▸ Stored items from a collection:
========

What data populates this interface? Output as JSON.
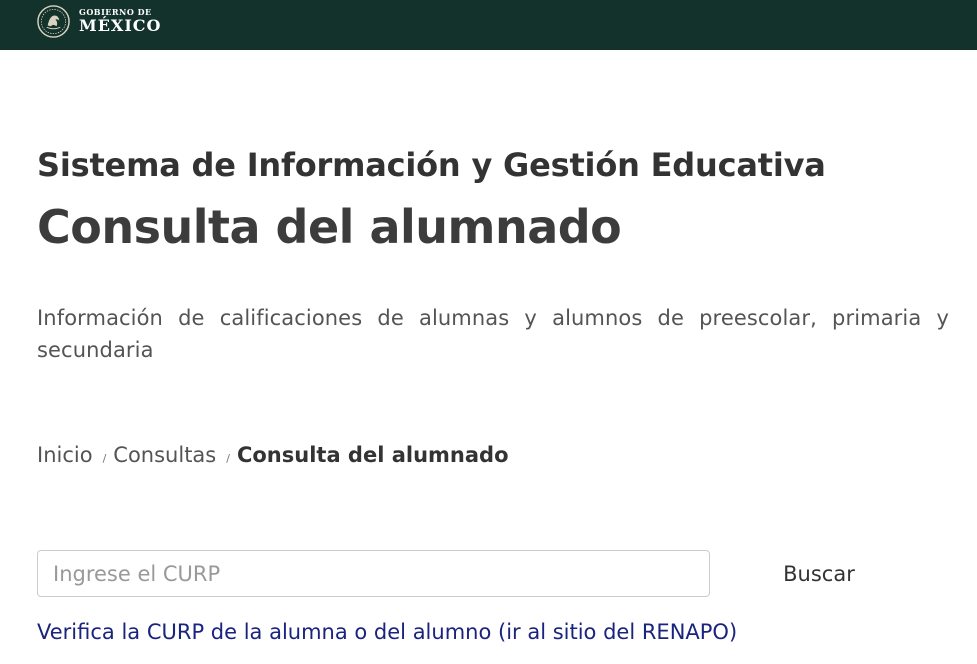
{
  "header": {
    "logo_line1": "GOBIERNO DE",
    "logo_line2": "MÉXICO",
    "bar_color": "#13322b",
    "emblem_icon": "mexico-coat-of-arms-icon"
  },
  "page": {
    "subtitle": "Sistema de Información y Gestión Educativa",
    "title": "Consulta del alumnado",
    "description": "Información de calificaciones de alumnas y alumnos de preescolar, primaria y secundaria"
  },
  "breadcrumb": {
    "items": [
      {
        "label": "Inicio"
      },
      {
        "label": "Consultas"
      },
      {
        "label": "Consulta del alumnado"
      }
    ],
    "separator": "/"
  },
  "search": {
    "placeholder": "Ingrese el CURP",
    "value": "",
    "button_label": "Buscar"
  },
  "links": {
    "verify_curp": "Verifica la CURP de la alumna o del alumno (ir al sitio del RENAPO)",
    "link_color": "#1a237e"
  }
}
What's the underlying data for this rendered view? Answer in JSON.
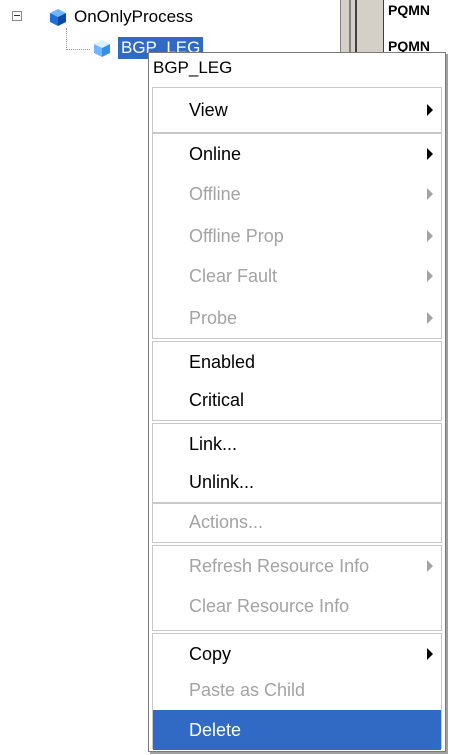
{
  "tree": {
    "parent_label": "OnOnlyProcess",
    "child_label": "BGP_LEG"
  },
  "grid": {
    "row1": "PQMN",
    "row2": "PQMN"
  },
  "menu": {
    "header": "BGP_LEG",
    "view": "View",
    "online": "Online",
    "offline": "Offline",
    "offline_prop": "Offline Prop",
    "clear_fault": "Clear Fault",
    "probe": "Probe",
    "enabled": "Enabled",
    "critical": "Critical",
    "link": "Link...",
    "unlink": "Unlink...",
    "actions": "Actions...",
    "refresh_resource_info": "Refresh Resource Info",
    "clear_resource_info": "Clear Resource Info",
    "copy": "Copy",
    "paste_as_child": "Paste as Child",
    "delete": "Delete"
  },
  "colors": {
    "selection": "#316ac5",
    "disabled_text": "#a3a3a3"
  }
}
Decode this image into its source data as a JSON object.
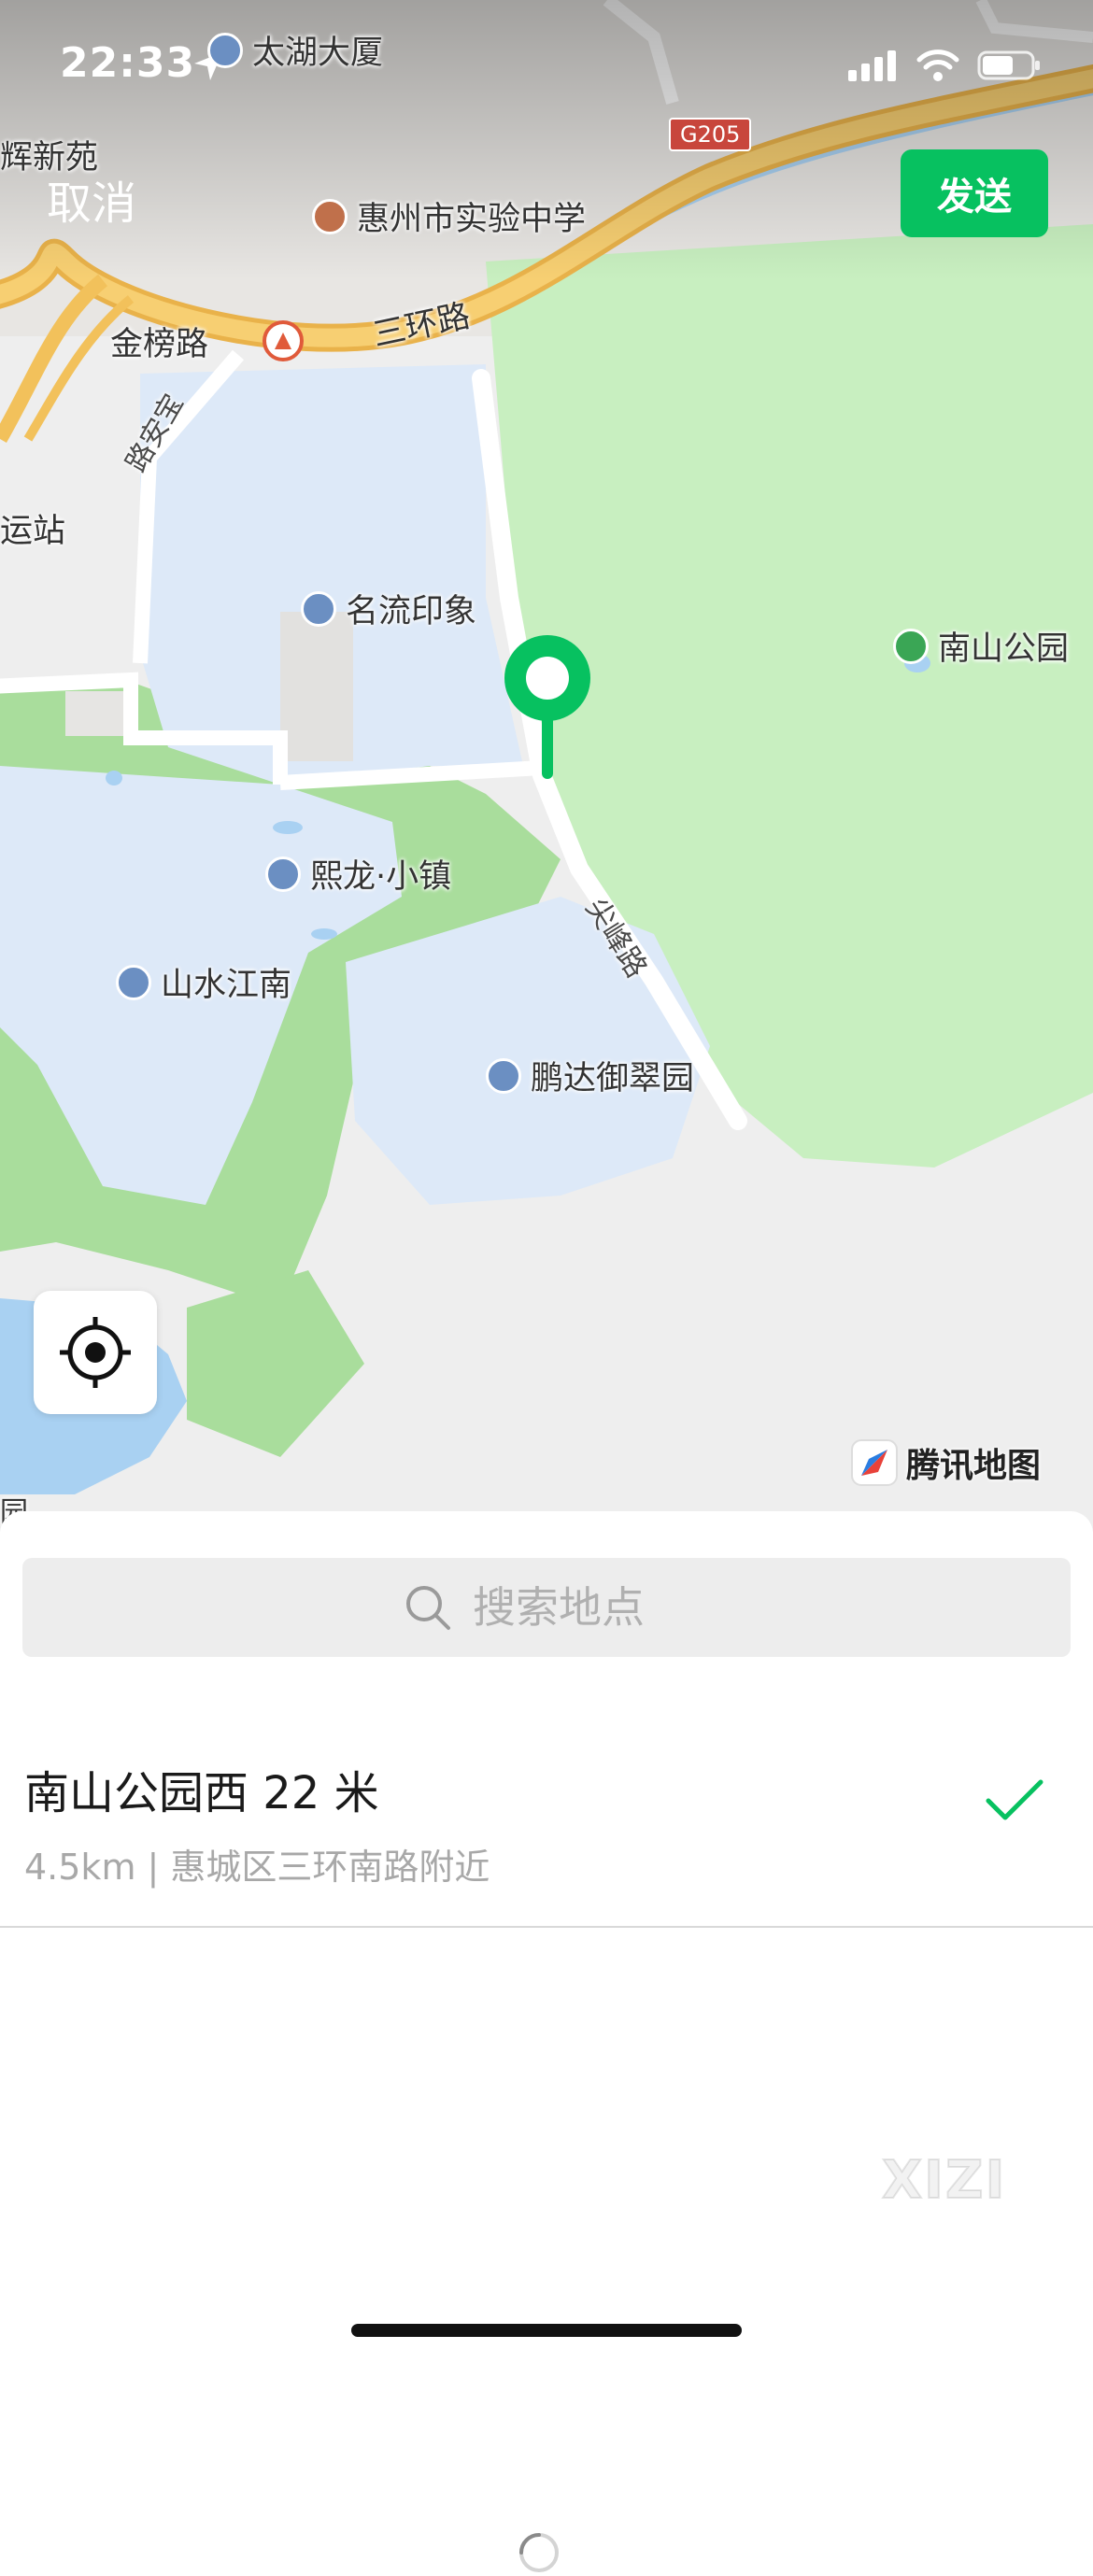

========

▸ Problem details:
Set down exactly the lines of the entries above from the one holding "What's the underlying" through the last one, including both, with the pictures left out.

▸ Result of this exercise:
What's the underlying data for this rendered view? Answer in JSON.
{
  "tree": {
    "parent_label": "OnOnlyProcess",
    "child_label": "BGP_LEG"
  },
  "grid": {
    "row1": "PQMN",
    "row2": "PQMN"
  },
  "menu": {
    "header": "BGP_LEG",
    "view": "View",
    "online": "Online",
    "offline": "Offline",
    "offline_prop": "Offline Prop",
    "clear_fault": "Clear Fault",
    "probe": "Probe",
    "enabled": "Enabled",
    "critical": "Critical",
    "link": "Link...",
    "unlink": "Unlink...",
    "actions": "Actions...",
    "refresh_resource_info": "Refresh Resource Info",
    "clear_resource_info": "Clear Resource Info",
    "copy": "Copy",
    "paste_as_child": "Paste as Child",
    "delete": "Delete"
  },
  "colors": {
    "selection": "#316ac5",
    "disabled_text": "#a3a3a3"
  }
}
Decode this image into its source data as a JSON object.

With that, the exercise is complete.